- _Records for the exercise_
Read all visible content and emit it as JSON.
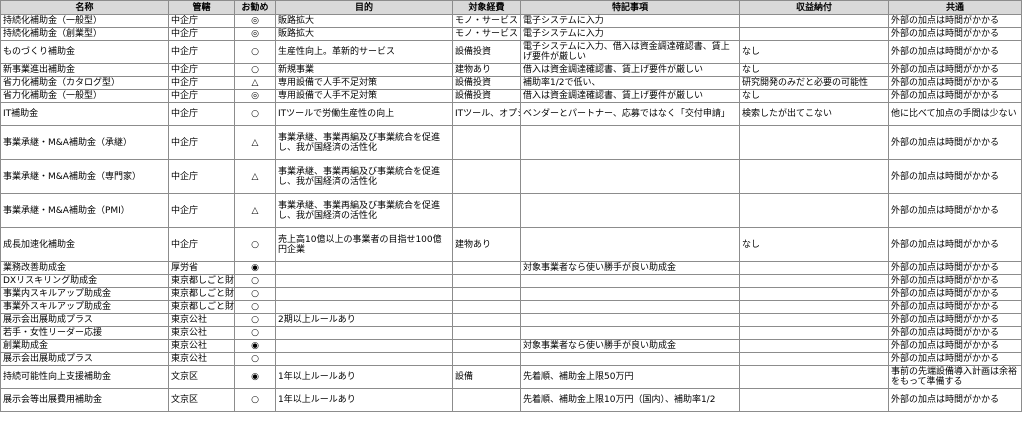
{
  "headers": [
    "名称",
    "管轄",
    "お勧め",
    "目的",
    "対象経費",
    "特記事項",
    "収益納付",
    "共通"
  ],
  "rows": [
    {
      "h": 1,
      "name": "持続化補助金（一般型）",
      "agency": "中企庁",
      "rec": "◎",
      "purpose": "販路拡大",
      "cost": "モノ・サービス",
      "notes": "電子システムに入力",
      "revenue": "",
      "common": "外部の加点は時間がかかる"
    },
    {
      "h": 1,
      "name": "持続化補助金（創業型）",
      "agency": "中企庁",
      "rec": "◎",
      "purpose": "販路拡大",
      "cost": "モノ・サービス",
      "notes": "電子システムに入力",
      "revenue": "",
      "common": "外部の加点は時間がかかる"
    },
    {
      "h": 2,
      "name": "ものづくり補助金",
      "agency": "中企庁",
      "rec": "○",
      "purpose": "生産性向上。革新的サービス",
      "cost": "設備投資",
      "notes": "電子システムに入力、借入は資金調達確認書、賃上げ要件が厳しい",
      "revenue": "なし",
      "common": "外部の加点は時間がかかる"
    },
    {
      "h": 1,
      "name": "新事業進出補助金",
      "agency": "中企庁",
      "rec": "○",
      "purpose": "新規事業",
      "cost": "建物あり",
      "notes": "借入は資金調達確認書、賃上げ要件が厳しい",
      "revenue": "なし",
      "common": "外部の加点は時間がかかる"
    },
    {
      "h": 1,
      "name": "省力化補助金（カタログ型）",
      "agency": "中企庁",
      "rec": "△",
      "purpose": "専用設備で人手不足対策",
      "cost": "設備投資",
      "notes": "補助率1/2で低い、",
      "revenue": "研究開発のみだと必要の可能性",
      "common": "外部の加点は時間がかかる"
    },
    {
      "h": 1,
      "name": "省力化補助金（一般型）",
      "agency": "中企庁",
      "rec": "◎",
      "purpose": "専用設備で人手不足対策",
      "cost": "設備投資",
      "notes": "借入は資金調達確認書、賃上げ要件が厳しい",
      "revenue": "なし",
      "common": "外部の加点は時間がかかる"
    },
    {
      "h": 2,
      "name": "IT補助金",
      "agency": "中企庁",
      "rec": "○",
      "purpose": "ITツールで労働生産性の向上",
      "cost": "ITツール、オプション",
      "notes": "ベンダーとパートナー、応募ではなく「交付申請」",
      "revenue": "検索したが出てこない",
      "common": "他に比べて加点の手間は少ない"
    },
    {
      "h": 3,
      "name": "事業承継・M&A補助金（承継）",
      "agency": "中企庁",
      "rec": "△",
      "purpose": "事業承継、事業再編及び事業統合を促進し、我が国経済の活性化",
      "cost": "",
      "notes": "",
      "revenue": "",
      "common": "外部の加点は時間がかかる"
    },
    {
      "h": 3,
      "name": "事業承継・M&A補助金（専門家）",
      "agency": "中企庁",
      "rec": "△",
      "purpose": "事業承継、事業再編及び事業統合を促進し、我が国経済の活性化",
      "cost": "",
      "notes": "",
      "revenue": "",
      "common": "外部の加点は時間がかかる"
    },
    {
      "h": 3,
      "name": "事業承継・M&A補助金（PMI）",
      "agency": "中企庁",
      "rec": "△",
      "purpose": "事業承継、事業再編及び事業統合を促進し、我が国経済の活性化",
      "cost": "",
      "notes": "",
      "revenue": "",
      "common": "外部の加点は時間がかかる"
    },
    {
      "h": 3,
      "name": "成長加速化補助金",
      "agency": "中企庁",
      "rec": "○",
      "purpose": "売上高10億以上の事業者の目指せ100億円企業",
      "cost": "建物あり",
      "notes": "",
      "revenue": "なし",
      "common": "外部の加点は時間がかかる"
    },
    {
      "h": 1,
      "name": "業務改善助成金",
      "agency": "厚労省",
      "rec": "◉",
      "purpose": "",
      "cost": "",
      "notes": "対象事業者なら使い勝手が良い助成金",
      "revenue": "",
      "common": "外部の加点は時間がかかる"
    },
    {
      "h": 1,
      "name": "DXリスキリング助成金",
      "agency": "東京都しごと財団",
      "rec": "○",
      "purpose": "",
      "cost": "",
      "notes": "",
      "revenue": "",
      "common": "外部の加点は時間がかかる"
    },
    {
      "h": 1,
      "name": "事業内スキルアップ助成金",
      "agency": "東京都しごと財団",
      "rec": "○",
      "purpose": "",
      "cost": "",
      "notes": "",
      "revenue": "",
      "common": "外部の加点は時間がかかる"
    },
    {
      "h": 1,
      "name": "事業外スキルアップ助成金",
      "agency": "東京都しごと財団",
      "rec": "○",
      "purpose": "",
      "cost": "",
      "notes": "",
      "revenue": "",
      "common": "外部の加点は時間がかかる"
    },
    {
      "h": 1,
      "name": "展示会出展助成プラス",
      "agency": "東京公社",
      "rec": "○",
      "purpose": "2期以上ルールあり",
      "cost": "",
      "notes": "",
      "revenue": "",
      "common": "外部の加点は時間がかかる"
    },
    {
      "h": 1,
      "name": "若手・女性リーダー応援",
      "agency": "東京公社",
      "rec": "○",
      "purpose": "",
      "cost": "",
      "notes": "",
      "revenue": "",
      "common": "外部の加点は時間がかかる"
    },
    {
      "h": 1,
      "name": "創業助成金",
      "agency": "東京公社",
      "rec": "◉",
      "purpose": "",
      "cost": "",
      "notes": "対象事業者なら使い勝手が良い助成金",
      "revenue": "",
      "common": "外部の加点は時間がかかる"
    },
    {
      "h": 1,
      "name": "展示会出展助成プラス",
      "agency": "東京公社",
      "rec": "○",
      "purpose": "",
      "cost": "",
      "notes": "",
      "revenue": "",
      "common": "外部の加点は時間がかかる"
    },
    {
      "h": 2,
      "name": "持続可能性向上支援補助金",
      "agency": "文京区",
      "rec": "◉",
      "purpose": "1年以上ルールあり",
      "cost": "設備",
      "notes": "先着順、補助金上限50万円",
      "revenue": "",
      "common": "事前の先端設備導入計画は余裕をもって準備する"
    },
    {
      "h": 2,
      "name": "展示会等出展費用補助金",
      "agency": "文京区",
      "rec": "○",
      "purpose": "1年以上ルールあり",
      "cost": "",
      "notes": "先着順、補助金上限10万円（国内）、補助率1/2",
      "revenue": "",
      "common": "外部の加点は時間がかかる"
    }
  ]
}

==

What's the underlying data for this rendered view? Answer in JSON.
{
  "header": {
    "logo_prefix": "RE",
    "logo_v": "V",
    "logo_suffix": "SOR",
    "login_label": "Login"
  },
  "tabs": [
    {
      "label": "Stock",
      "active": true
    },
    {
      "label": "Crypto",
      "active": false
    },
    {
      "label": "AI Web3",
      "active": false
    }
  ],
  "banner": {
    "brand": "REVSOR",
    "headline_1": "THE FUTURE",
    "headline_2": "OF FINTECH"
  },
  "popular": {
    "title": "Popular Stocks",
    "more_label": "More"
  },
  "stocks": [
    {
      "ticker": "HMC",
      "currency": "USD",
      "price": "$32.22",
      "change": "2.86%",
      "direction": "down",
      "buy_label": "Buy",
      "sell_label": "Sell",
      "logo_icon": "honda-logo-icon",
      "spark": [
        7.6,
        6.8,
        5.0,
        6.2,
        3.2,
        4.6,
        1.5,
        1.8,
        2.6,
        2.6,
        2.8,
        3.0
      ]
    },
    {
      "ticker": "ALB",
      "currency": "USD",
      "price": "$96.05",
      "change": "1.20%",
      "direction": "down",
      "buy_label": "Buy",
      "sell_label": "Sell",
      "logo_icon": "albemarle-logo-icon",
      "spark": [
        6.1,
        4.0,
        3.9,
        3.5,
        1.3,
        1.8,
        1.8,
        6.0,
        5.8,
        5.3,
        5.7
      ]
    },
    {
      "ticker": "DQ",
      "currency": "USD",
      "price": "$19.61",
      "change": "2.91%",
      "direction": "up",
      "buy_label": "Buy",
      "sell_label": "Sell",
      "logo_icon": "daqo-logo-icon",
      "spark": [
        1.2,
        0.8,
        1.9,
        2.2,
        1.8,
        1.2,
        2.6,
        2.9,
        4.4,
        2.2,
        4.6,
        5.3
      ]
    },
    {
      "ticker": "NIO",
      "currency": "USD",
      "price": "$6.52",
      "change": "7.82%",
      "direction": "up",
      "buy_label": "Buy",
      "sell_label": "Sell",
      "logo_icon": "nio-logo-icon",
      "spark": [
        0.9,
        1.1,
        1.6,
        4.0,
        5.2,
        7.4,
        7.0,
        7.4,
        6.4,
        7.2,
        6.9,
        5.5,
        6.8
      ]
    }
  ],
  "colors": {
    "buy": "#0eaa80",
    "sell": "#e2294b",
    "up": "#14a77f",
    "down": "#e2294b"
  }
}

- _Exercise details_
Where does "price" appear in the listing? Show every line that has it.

- _Completed task_
      "price": "$32.22",
      "price": "$96.05",
      "price": "$19.61",
      "price": "$6.52",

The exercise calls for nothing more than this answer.